The S&P/TSX composite index .GSPTSE was up 2.96 points, or 0.02 percent, at 12,910.23 in the early afternoon after climbing as high as 13,157.67 earlier. Half of the TSX’s 10 main groups were positive.
In a roller-coaster week, the index has swung in a range of close to 1,200 points amid continuing uncertainty over the health of the U.S. economy and what that could mean for global growth.
“I think the essence here is that we seem to have found a little traction in the last couple days ... and hopefully we can build on that and find a way to work our way higher,” said Rick Hutcheon, president and chief operating officer at RKH Investments.
“It shouldn’t be much of a surprise to see the market take a step back after some of the gains we’ve (had this week).”
Support came from rising commodity prices and hopes of another interest rate cut as data showed Canada’s core inflation rate unexpectedly slowed to a two-year low in December. The inflation rate helps guide the Bank of Canada’s interest rate decisions.
Potash Corp of Saskatchewan POT.TO also lifted the index, rising C$5.07, or 3.9 percent, to C$135.00 a day after the world’s biggest fertilizer producer doubled its fourth quarter profit and gave a robust forecast for 2008.
The energy sector was up 0.1 percent as the price of crude was lifted by easing recession fears amid optimism over a U.S. economic stimulus plan. Canadian Natural Resources CNQ.TO moved up 13 Canadian cents, or 0.2 percent, at C$63.39.
Meanwhile, the resource-laden materials group rose 1.6 percent, helped by gains in gold prices after a power outage shut South African mines. Barrick Gold ABX.TO added C$1.62, or 3.2 percent, to C$52.64.
On the downside, the heavyweight financial sector dipped 0.6 percent. Toronto-Dominion Bank TD.TO was down after Commerce Bancorp Inc CBH.N, which is being bought by TD, said its fourth-quarter profit fell, while credit losses quintupled. TD was off 94 Canadian cents, or 1.4 percent, at C$66.36.
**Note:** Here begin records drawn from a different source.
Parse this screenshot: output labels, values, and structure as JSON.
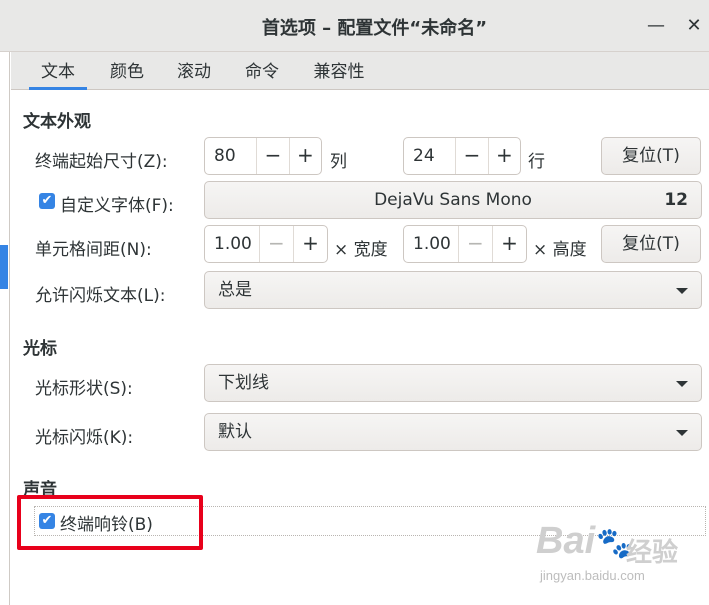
{
  "window": {
    "title": "首选项 – 配置文件“未命名”",
    "minimize_symbol": "—",
    "close_symbol": "✕"
  },
  "tabs": [
    {
      "label": "文本",
      "active": true
    },
    {
      "label": "颜色",
      "active": false
    },
    {
      "label": "滚动",
      "active": false
    },
    {
      "label": "命令",
      "active": false
    },
    {
      "label": "兼容性",
      "active": false
    }
  ],
  "text_appearance": {
    "section_title": "文本外观",
    "initial_size_label": "终端起始尺寸(Z):",
    "columns_value": "80",
    "columns_unit": "列",
    "rows_value": "24",
    "rows_unit": "行",
    "reset_size_label": "复位(T)",
    "custom_font_label": "自定义字体(F):",
    "custom_font_checked": true,
    "font_name": "DejaVu Sans Mono",
    "font_size": "12",
    "cell_spacing_label": "单元格间距(N):",
    "width_value": "1.00",
    "width_unit": "× 宽度",
    "height_value": "1.00",
    "height_unit": "× 高度",
    "reset_spacing_label": "复位(T)",
    "blink_text_label": "允许闪烁文本(L):",
    "blink_text_value": "总是"
  },
  "cursor": {
    "section_title": "光标",
    "shape_label": "光标形状(S):",
    "shape_value": "下划线",
    "blink_label": "光标闪烁(K):",
    "blink_value": "默认"
  },
  "sound": {
    "section_title": "声音",
    "bell_label": "终端响铃(B)",
    "bell_checked": true
  },
  "watermark": {
    "logo_text": "Bai",
    "logo_paw": "du",
    "logo_cn": "经验",
    "url": "jingyan.baidu.com"
  },
  "colors": {
    "accent": "#3584e4",
    "highlight_box": "#e8001b"
  },
  "spin": {
    "minus": "−",
    "plus": "+"
  }
}
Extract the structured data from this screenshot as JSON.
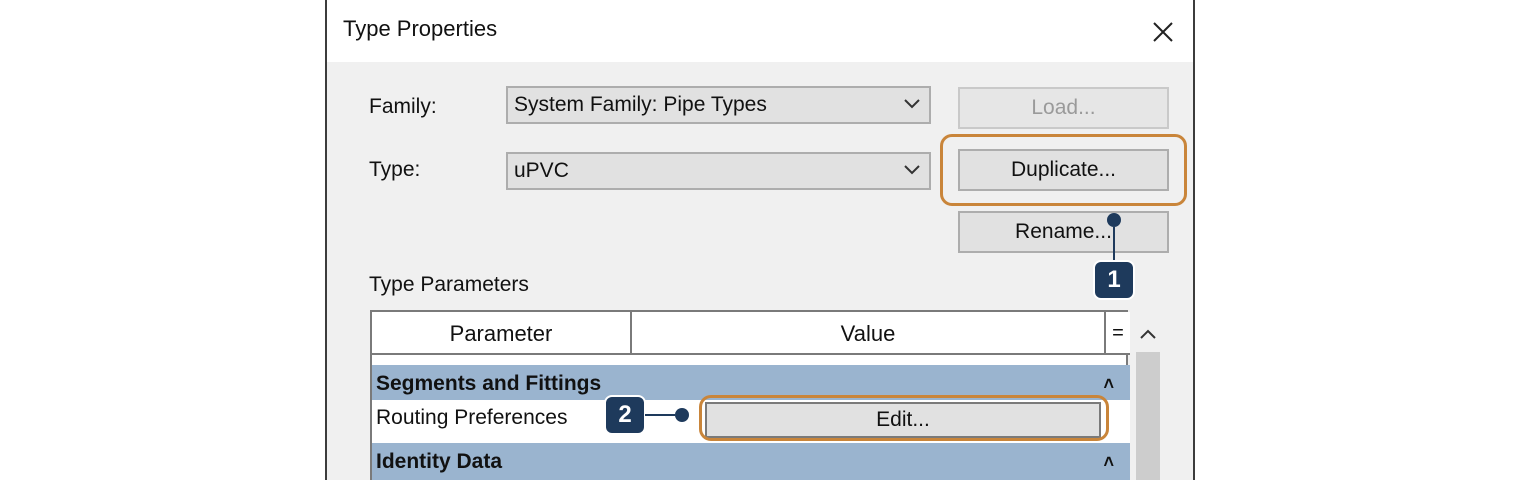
{
  "dialog": {
    "title": "Type Properties",
    "family_label": "Family:",
    "family_value": "System Family: Pipe Types",
    "type_label": "Type:",
    "type_value": "uPVC",
    "load_button": "Load...",
    "duplicate_button": "Duplicate...",
    "rename_button": "Rename...",
    "type_parameters_label": "Type Parameters"
  },
  "grid": {
    "columns": [
      "Parameter",
      "Value",
      "="
    ],
    "groups": [
      {
        "name": "Segments and Fittings"
      },
      {
        "name": "Identity Data"
      }
    ],
    "rows": [
      {
        "parameter": "Routing Preferences",
        "value": "Edit..."
      }
    ]
  },
  "callouts": [
    "1",
    "2"
  ],
  "colors": {
    "group_header": "#9ab4cf",
    "callout": "#1e3a5c",
    "highlight": "#c9853a"
  }
}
$1=$1.01 Canadian Reporting by Leah Schnurr; Editing by Peter Galloway